Tara Feeney Oct. 24, 1997 1 st Period Cardiovascular System The cardiovascular system, also known as the circulatory system, refers to the course taken by the blood through the arteries, capillaries, and veins and back to the heart. This system enables dissolved materials - oxygen, carbon dioxide, nutrients, and wastes - to be transported throughout the body. Without the cardiovascular system the cells of the body would not be connected to the organs that obtain the needed materials and to those that dispose of wastes.
Arteriole: small artery Artery: blood vessel that carries blood away from the heart Atrium (atria): one of two upper chambers of the heart; receiving chamber of the heart. Capillary: microscopic blood vessels carrying blood from arterioles and venules. Cardiac cycle: each complete heartbeat, including contraction and relaxation of the atria and ventricles. Diastole: relaxation of the heart, interposed between its contractions Pulmonary circulation: blood flow from the lungs to the heart and back to the lungs where exchange of gases occurs. Systemic circulation: blood flow from the heart through the blood vessels to all parts of the body and back to the heart. Systole: contraction of the heart Vein: large blood vessel that returns blood to the heart.
Ventricle: one of two muscular lower chambers of the heart; pumping chamber of heart. Venule: small vein The cardiovascular system consists of a heart and a closed system of vessels called arteries, veins, and capillaries. The heart lies in the mediastinum, behind the body of the sternum between the lungs and above the diaphragm. Posteriorly the heart rests on the bodies of the thoracic vertebrate five through eight. The apex lies on the diaphragm, pointing to the left. The human adult heart is normally slightly large than a clenched fist with average dimensions of about 139 x 6 centimeters and weighing approximately 10.
5 ounces. The arteries, veins, and capillaries are all networked together throughout the body. Blood from the entire body is transported to the right atrium (auricle) through two large veins: the superior vena cava and the inferior vena cava. When the right atrium contracts, it forces the blood through an opening into the right ventricle. This opening is called the tricuspid valve (Blood is prevented from flowing backwards by the closing of each separate valve in the heart). Contraction of the right ventricle drives blood through the pulmonary valve into the pulmonary artery, which leads to the lungs.

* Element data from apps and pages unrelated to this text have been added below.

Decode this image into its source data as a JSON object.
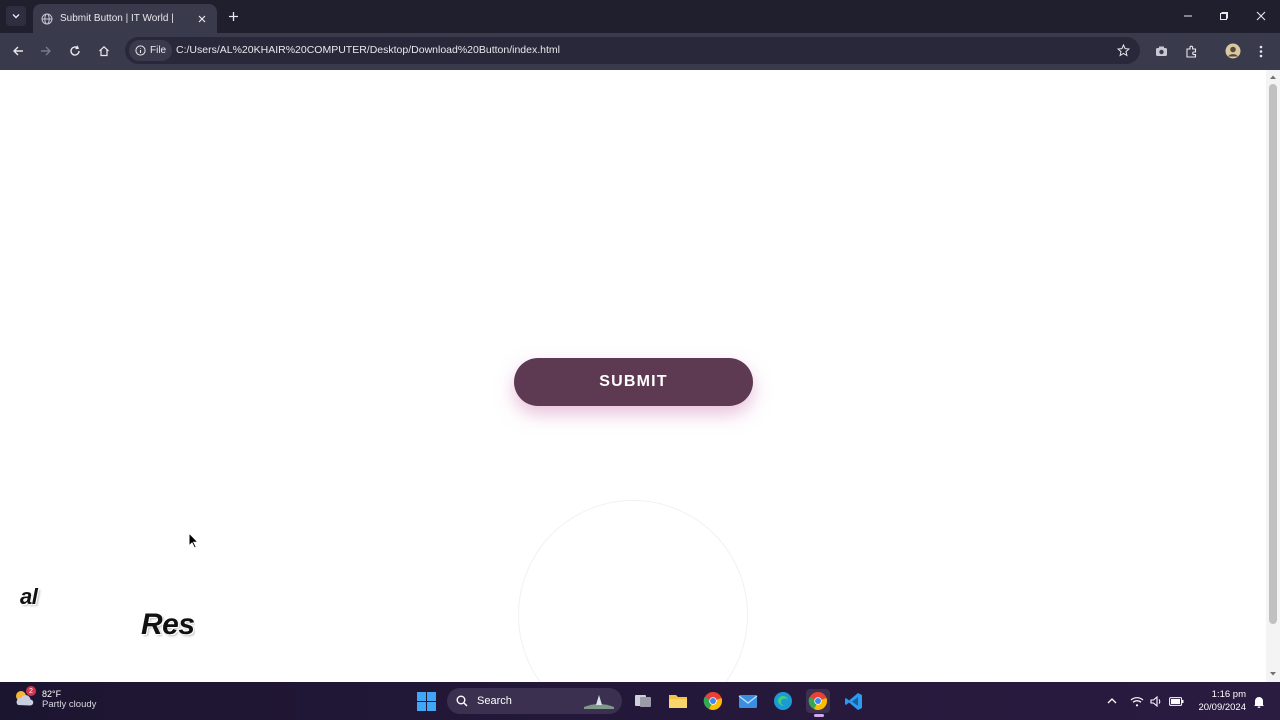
{
  "browser": {
    "tab_title": "Submit Button | IT World |",
    "url_chip": "File",
    "url": "C:/Users/AL%20KHAIR%20COMPUTER/Desktop/Download%20Button/index.html"
  },
  "page": {
    "submit_label": "SUBMIT",
    "text_fragment_1": "al",
    "text_fragment_2": "Res",
    "button_color": "#5e3a52",
    "glow_color": "#d68cbe"
  },
  "taskbar": {
    "weather_badge": "2",
    "weather_temp": "82°F",
    "weather_condition": "Partly cloudy",
    "search_label": "Search",
    "time": "1:16 pm",
    "date": "20/09/2024"
  }
}
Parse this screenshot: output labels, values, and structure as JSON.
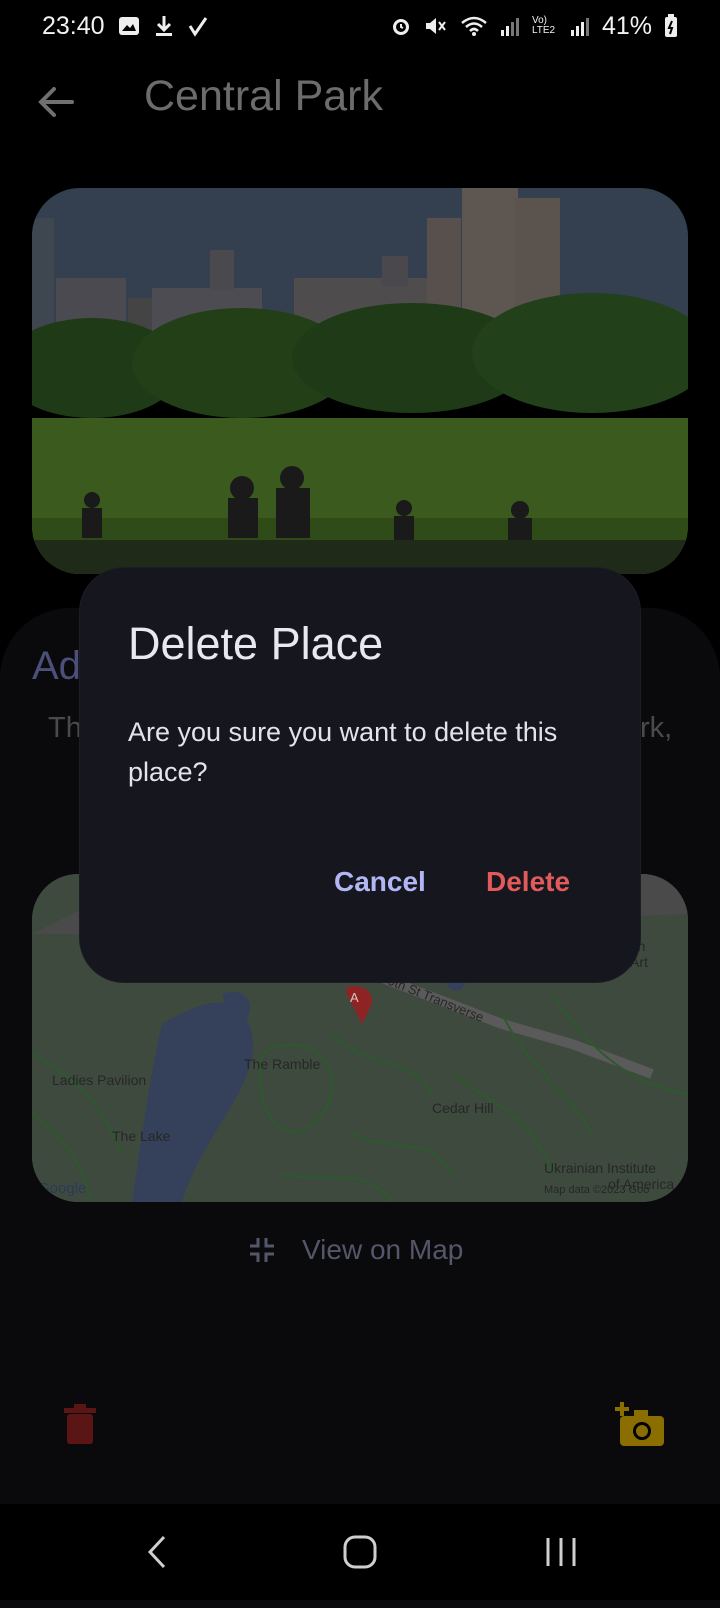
{
  "status_bar": {
    "time": "23:40",
    "battery": "41%",
    "left_icons": [
      "image-icon",
      "download-icon",
      "check-icon"
    ],
    "right_icons": [
      "alarm-icon",
      "mute-icon",
      "wifi-icon",
      "signal-icon",
      "volte-icon",
      "signal-icon",
      "battery-icon"
    ],
    "volte_label": "Vo) LTE2"
  },
  "header": {
    "title": "Central Park"
  },
  "details": {
    "title_fragment": "Ad",
    "text_fragment_left": "Th",
    "text_fragment_right": "rk,"
  },
  "map": {
    "labels": {
      "ladies_pavilion": "Ladies Pavilion",
      "the_ramble": "The Ramble",
      "transverse": "79th St Transverse",
      "cedar_hill": "Cedar Hill",
      "the_lake": "The Lake",
      "ukrainian_1": "Ukrainian Institute",
      "ukrainian_2": "of America",
      "museum_1": "tan",
      "museum_2": "Art",
      "google": "Google",
      "map_data": "Map data ©2023 Goo",
      "marker": "A"
    }
  },
  "view_on_map": {
    "label": "View on Map"
  },
  "dialog": {
    "title": "Delete Place",
    "message": "Are you sure you want to delete this place?",
    "cancel_label": "Cancel",
    "delete_label": "Delete"
  },
  "colors": {
    "accent": "#b2b6f4",
    "danger": "#e35a5a",
    "dialog_bg": "#16161e",
    "warning": "#8a6e00"
  }
}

It travels from the pulmonary artery to the lung capillaries, this is where the blood becomes oxygenated. The blood is brought back to the heart by four pulmonary veins, which enter the left atrium. When this chamber contracts, blood is forced into the left ventricle and then is forced into the aorta. The bicuspid, or mitral, valve prevents the blood from flowing back into the atrium, and the semilunar valves at the beginning of the aorta stop it from flowing back into the ventricle. Similar valves are present in the pulmonary artery.
The aorta divides into many branches, which in turn divide into smaller ones until the entire body is supplied by a branching series of blood vessels. The smallest arteries divide into a fine network of still more minute vessels, the capillaries, which have extremely thin walls. In the capillaries, the blood releases its oxygen to tissues, furnishes to the body cells the nutrients and other essential substance that it carries, and it takes up waste products from the tissues. The capillaries then come together to form small veins. Those veins unite with each other to form larger veins until the blood is finally collected into the superior and inferior vena cava from which it goes to the heart, completing the circuit. While this process is taking place typical sounds can be heard.
The sounds are generally referred to as lub b- dub b. The first sound, or systolic sound, is caused by the contraction of the ventricles and the closing of the atrioventricular (tricuspid and mitral) valves. The second sound, or diastolic sound, is caused by the closing of the semilunar (pulmonary and aortic) valves. Since the heart is a vital part of our well being it is important to keep it in good condition. However, problems do arise and there are many conditions and disorders of the cardiovascular system. Three examples are hypertension, heart failure, and congestive heart failure.
Hypertension, or high blood pressure, is very common. Over 60 million cases have been diagnosed in the US Ninety percent of these cases are primary-essential, idiopathic, that is there is no known cause. Secondary HON is caused by hormonal problems or kidney disease, or pregnancy, oral contraceptives, or other causes. Heart failure is the inability of the heart to pump enough blood to sustain life. Valve disorders can reduce the pumping efficiency. Cardiomyopathy is a disease of the myocardial tissue which can also reduce pumping effectiveness.
Right-side heart failure accounts for 25% of all cases of heart failure. It often results from left side heart failure or lung disorders that obstruct pulmonary circulation. Congestive heart failure, left-side heart failure, is the inability of the left ventricle to pump effectively. This results from myocardial infarction caused by coronary artery disease. It is called congestive heart failure because it decreases pumping pressure in the systemic circulation, which in turn causes the body to retain fluids. The cardiovascular system is critical in our bodies for the transportation of many nutrients.
Without the cardiovascular system our body would not be supplied with the necessary substance to stay alive. For this reason we must make sure to pay special attention to our hearts.